He spoke about supporting and respecting law enforcement and ending the high murder rate in the inner city (which in Chicago is mostly perpetrated by gang members against each other except when an innocent bystander gets in the way). And about crime ridden neighborhoods in general… which — aside from the danger they present — is an impediment to education of young people in those neighborhoods.
He spoke of support for Israel. He spoke about supporting NATO and forcing NATO members to pony up!
He spoke about protecting our borders from illegal aliens and better vetting procedures of immigrants from terrorist supporting countries like Iran. All well within the limits of a conservative political philosophy.
But it was not all conservative. Some of it was politically Democrat in nature. Like eliminating free trade deals that hurt the American worker. He wants to keep jobs in America. He spoke about fixing the infrastructure of this country which would be paid for in part by the private sector.
I haven’t covered it all. But I think this is a fair representation of what he spoke about last night. He asked Democrats to join him in achieving his goals. There are some areas where he might get that. Hopefully the response by his opposition will be based on substance of his speech last night rather on his past rhetoric or his personality.
There was one moment that got a 90-second standing ovation by both Republicans and Democrats. It was when he paid tribute to a fallen soldier. Here is what the president said — and I believe he meant it:
We are blessed to be joined tonight by Carryn Owens, the widow of a US Navy Special Operator, Senior Chief William “Ryan” Owens,” Trump said. “Ryan died as he lived: a warrior and a hero –- battling against terrorism and securing our nation.”
I have always believed that the real Trump is not the monster so many people paint him as. But because of the way he has behaved ever since he announced his candidacy, I can’t really blame anyone for seeing him that way. I know that last nigt’s performance by Trump will not convince them. But I believe that deep in his heart, I believe Trump actually does care about people.

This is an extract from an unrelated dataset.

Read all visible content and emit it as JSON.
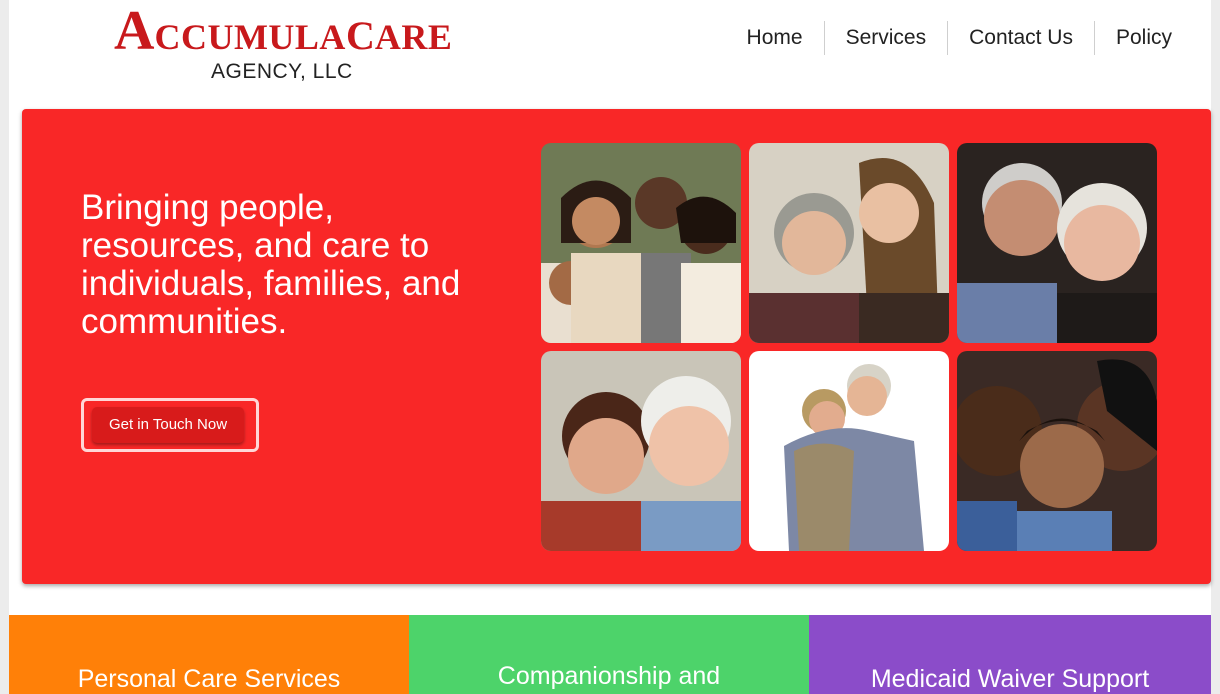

While it’s true that he is extremely self-centered, I do not believe he is selfish. There is a big difference between the two. He does see himself in grandiose terms. His ego is as big as a mountain. An a tough businessman. But based on what people who know him personally say about him, he is a kind and generous individual who is known to always lend a helping hand to those who need it.

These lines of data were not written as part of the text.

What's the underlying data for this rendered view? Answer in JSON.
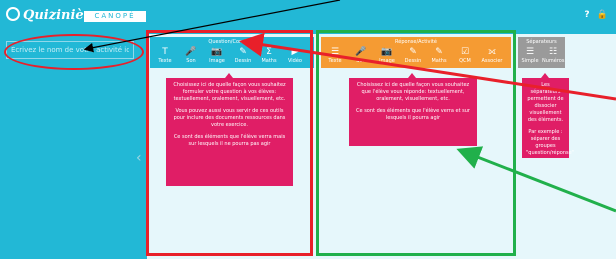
{
  "app": {
    "logo": "Quizinière",
    "badge": "CANOPÉ"
  },
  "topbar": {
    "help_icon": "?",
    "lock_icon": "🔒"
  },
  "name_input": {
    "placeholder": "Écrivez le nom de votre activité ici"
  },
  "question_group": {
    "title": "Question/Consigne",
    "tools": [
      {
        "label": "Texte",
        "icon": "T"
      },
      {
        "label": "Son",
        "icon": "🎤"
      },
      {
        "label": "Image",
        "icon": "📷"
      },
      {
        "label": "Dessin",
        "icon": "✎"
      },
      {
        "label": "Maths",
        "icon": "Σ"
      },
      {
        "label": "Vidéo",
        "icon": "▶"
      }
    ]
  },
  "response_group": {
    "title": "Réponse/Activité",
    "tools": [
      {
        "label": "Texte",
        "icon": "☰"
      },
      {
        "label": "Son",
        "icon": "🎤"
      },
      {
        "label": "Image",
        "icon": "📷"
      },
      {
        "label": "Dessin",
        "icon": "✎"
      },
      {
        "label": "Maths",
        "icon": "✎"
      },
      {
        "label": "QCM",
        "icon": "☑"
      },
      {
        "label": "Associer",
        "icon": "⟗"
      }
    ]
  },
  "separator_group": {
    "title": "Séparateurs",
    "tools": [
      {
        "label": "Simple",
        "icon": "☰"
      },
      {
        "label": "Numéros",
        "icon": "☷"
      }
    ]
  },
  "tooltips": {
    "question": [
      "Choisissez ici de quelle façon vous souhaitez formuler votre question à vos élèves: textuellement, oralement, visuellement, etc.",
      "Vous pouvez aussi vous servir de ces outils pour inclure des documents ressources dans votre exercice.",
      "Ce sont des éléments que l'élève verra mais sur lesquels il ne pourra pas agir"
    ],
    "response": [
      "Choisissez ici de quelle façon vous souhaitez que l'élève vous réponde: textuellement, oralement, visuellement, etc.",
      "Ce sont des éléments que l'élève verra et sur lesquels il pourra agir"
    ],
    "separator": [
      "Les séparateurs permettent de dissocier visuellement des éléments.",
      "Par exemple : séparer des groupes \"question/réponse\""
    ]
  },
  "colors": {
    "topbar": "#22b8d6",
    "question_group": "#22b8d6",
    "response_group": "#f59b33",
    "separator_group": "#9a9a9a",
    "tooltip": "#e01e66",
    "annotation_red": "#e8202a",
    "annotation_green": "#21b04b"
  }
}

This is a side of Trump that we have not seen publicly. But that doesn’t mean that he is not that way in private.
Selfish people do not produce decent children. Selfish people tend to produce selfish children. If one wants to know the true character of a man — look at his children. Even his rival during the election, Hillary Clinton conceded at one of the debates that he must have been a good parent pointing to his children. I’m sure for example that she knows Trump’s daughter, Ivanka, who is a close personal friend of her only child, Chelsea. Despite the ridicule his children have gotten from late night comedians, they are probably more like Mrs. Clinton sees them than the way they do.

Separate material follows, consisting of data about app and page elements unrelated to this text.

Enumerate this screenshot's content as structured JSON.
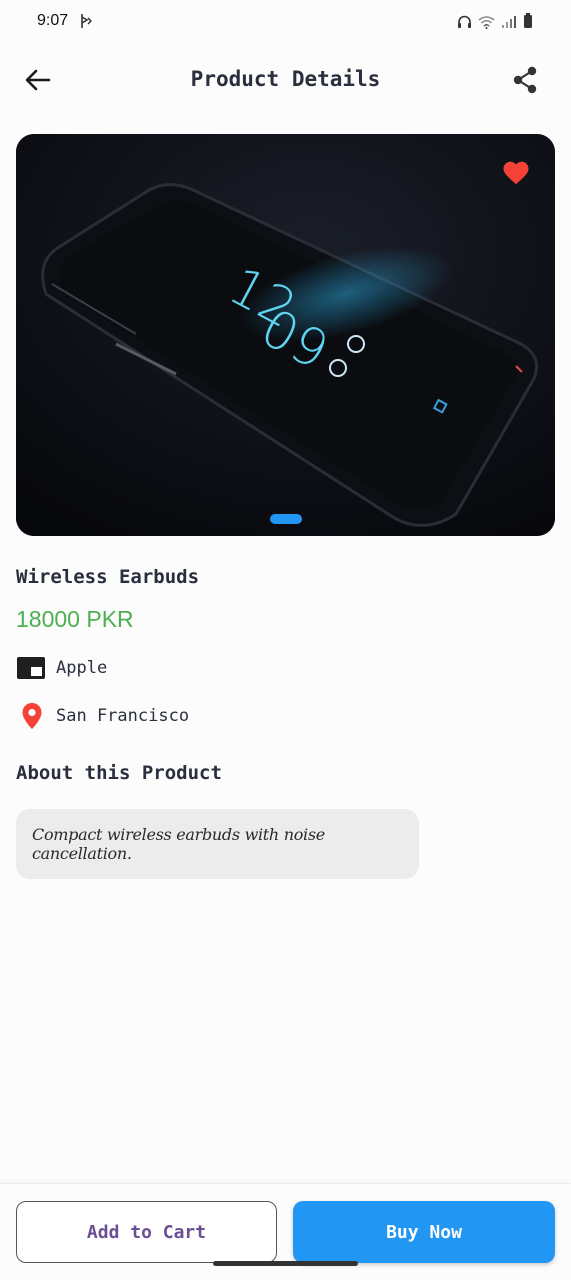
{
  "status_bar": {
    "time": "9:07",
    "icons": [
      "notification-icon",
      "headphones-icon",
      "wifi-icon",
      "signal-icon",
      "battery-icon"
    ]
  },
  "app_bar": {
    "title": "Product Details",
    "back_icon": "arrow-left-icon",
    "share_icon": "share-icon"
  },
  "hero": {
    "favorite_icon": "heart-icon",
    "favorite_color": "#f44336",
    "carousel_pages": 1,
    "active_page": 1,
    "indicator_color": "#2196f3"
  },
  "product": {
    "name": "Wireless Earbuds",
    "price": "18000 PKR",
    "brand": "Apple",
    "location": "San Francisco",
    "price_color": "#4caf50",
    "location_icon_color": "#f44336"
  },
  "about": {
    "heading": "About this Product",
    "description": "Compact wireless earbuds with noise cancellation."
  },
  "actions": {
    "add_to_cart": "Add to Cart",
    "buy_now": "Buy Now",
    "accent": "#2196f3"
  }
}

I can understand why opponents on the other side of the political aisle will oppose his vision in many areas. But it will hopefully be for ideological reasons and not personality reasons. For better or worse let the focus be on his message and not his past faux pas (deliberate or not) or his antics.
As far as I’m concerned last night was the real beginning of the Trump presidency. The one I expected. It came 30 days late. But better late than never. If he stays on message, stops reacting to criticism with nasty and foolish tweets, then we can move forward. And you never know, he might do some good things as president.